We who come from communities of color face many issues in our daily lives, and the stereotypical image of a white environmentalist buying reusable grocery bags or chaining herself to a tree is hardly one that resonates deeply within us. If we care about our communities, however, we must take a step back and recognize that accepting this incomplete definition of “enivronmentalism” and remaining disconnected will actually hurt us. There is, in actuality, a thriving push for environmental justice – a drastically different concept – happening in communities throughout this country and beyond, and the fight is at the root of many inequalities we are confronting.
You may have heard a lot of news this week about the United Nations climate summit happening in Copenhagen, and perhaps have wondered why you should care whether the United States becomes part of a globally-binding agreement to reduce carbon emissions and end our dependence on dirty energy. Consider this.

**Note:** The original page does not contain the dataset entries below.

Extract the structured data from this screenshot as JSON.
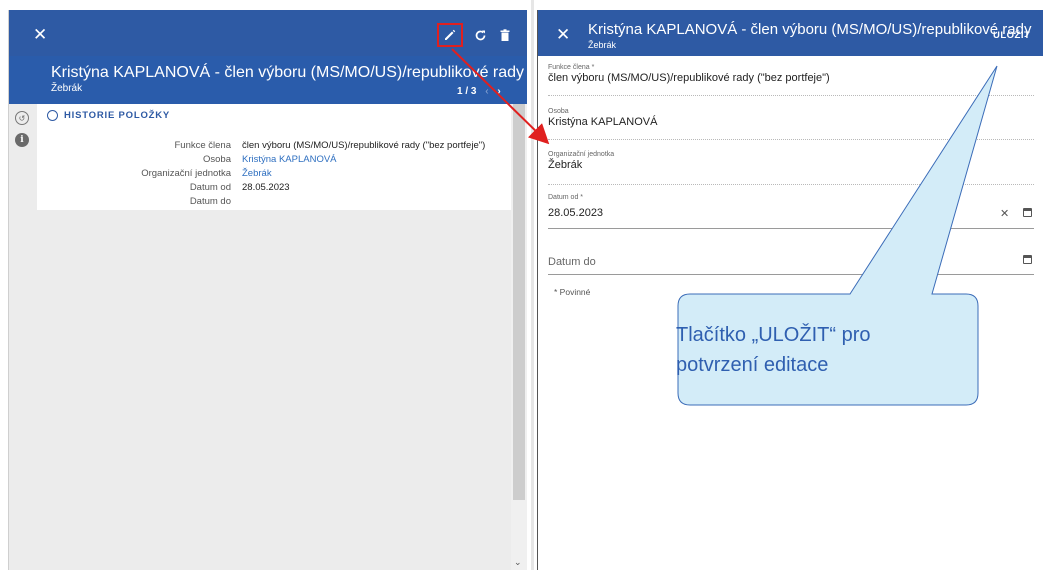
{
  "left_panel": {
    "close_icon": "close-icon",
    "toolbar_icons": [
      "edit-icon",
      "refresh-icon",
      "delete-icon"
    ],
    "title": "Kristýna KAPLANOVÁ - člen výboru (MS/MO/US)/republikové rady (\"…",
    "subtitle": "Žebrák",
    "pager": {
      "position": "1 / 3",
      "prev": "‹",
      "next": "›"
    },
    "rail_icons": [
      "history-icon",
      "info-icon"
    ],
    "section_title": "HISTORIE POLOŽKY",
    "details": [
      {
        "label": "Funkce člena",
        "value": "člen výboru (MS/MO/US)/republikové rady (\"bez portfeje\")",
        "link": false
      },
      {
        "label": "Osoba",
        "value": "Kristýna KAPLANOVÁ",
        "link": true
      },
      {
        "label": "Organizační jednotka",
        "value": "Žebrák",
        "link": true
      },
      {
        "label": "Datum od",
        "value": "28.05.2023",
        "link": false
      },
      {
        "label": "Datum do",
        "value": "",
        "link": false
      }
    ]
  },
  "right_panel": {
    "close_icon": "close-icon",
    "title": "Kristýna KAPLANOVÁ - člen výboru (MS/MO/US)/republikové rady",
    "subtitle": "Žebrák",
    "save_label": "ULOŽIT",
    "fields": {
      "funkce": {
        "label": "Funkce člena *",
        "value": "člen výboru (MS/MO/US)/republikové rady (\"bez portfeje\")"
      },
      "osoba": {
        "label": "Osoba",
        "value": "Kristýna KAPLANOVÁ"
      },
      "jednotka": {
        "label": "Organizační jednotka",
        "value": "Žebrák"
      },
      "datum_od": {
        "label": "Datum od *",
        "value": "28.05.2023"
      },
      "datum_do": {
        "placeholder": "Datum do"
      }
    },
    "required_note": "* Povinné"
  },
  "annotation": {
    "callout_line1": "Tlačítko „ULOŽIT“ pro",
    "callout_line2": "potvrzení editace",
    "highlight_color": "#e0201f",
    "callout_fill": "#d3ecf8",
    "callout_border": "#3b6cb8"
  },
  "colors": {
    "header_blue": "#2e5aa4",
    "link_blue": "#2e6fc0"
  }
}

Just because we didn’t grow up visiting the national forest or taking nature hikes for leisure, we should still feel connected with our environment. We need to redefine the word “environment.” In our communities, it is where you work, play, pray, go to school, and sleep. Unfortunately for communities of color, our environments are not always the healthiest emotionally, physically or mentally. We need to take back our environments to ensure that our quality of life is not jeopardized.
Why is that African Americans and Latinos are one-third more likely to have asthma and cancer than their white counterparts? Is it because genetically they are pre-disposed to these health problems? Or is it because they are more often faced with environmental pollutants that jeopardize their health? According to a report released by the Environmental Justice and Climate Change Initiative and Redefining Progress, “asthma, which has a strong correlation to air pollution, affects blacks at a 36 percent higher rate of incidence than whites.” Likewise, according to the U.S. Department of Health and Human Services, asthma causes black children to experience 260 percent higher emergency room visits, 250 percent higher hospitalization and 500 percent higher death rates compared with white children.
These alarming statistics do not apply only to African Americans, but people of color in other communities as well. According to a report released by the National Resource and Defense Council,’Ninety-one percent of [Latinos] in the United States live in metropolitan areas, where polluted air may increase the risk of illnesses including asthma and cancer.’ The list of figures like this one goes on and on.
As people of color we need to recognize that we have done the least to contribute to climate change but we are often the hardest hit by its effects, from the high cancer and asthma rates in our communities to the displacement of our people. For example, African Americans are less responsible for climate change than other Americans, yet suffer disproportionately from its negative effects. According to the Commission To Engage African Americans on Climate Change, on average, African American households emit 20 percent less greenhouse gases than white households, but because African Americans spend a 25 percent greater than average share of their income on energy, they are more likely to be affected by changes in the price of energy. Likewise, we all saw Hurricane Katrina displace hundreds of thousands of Americans, with poor African Americans representing a disproportionate percentage of the displaced. Now New Orleans’ African American population has fallen to less than 60% of its pre-hurricane levels.
The environment is something we cannot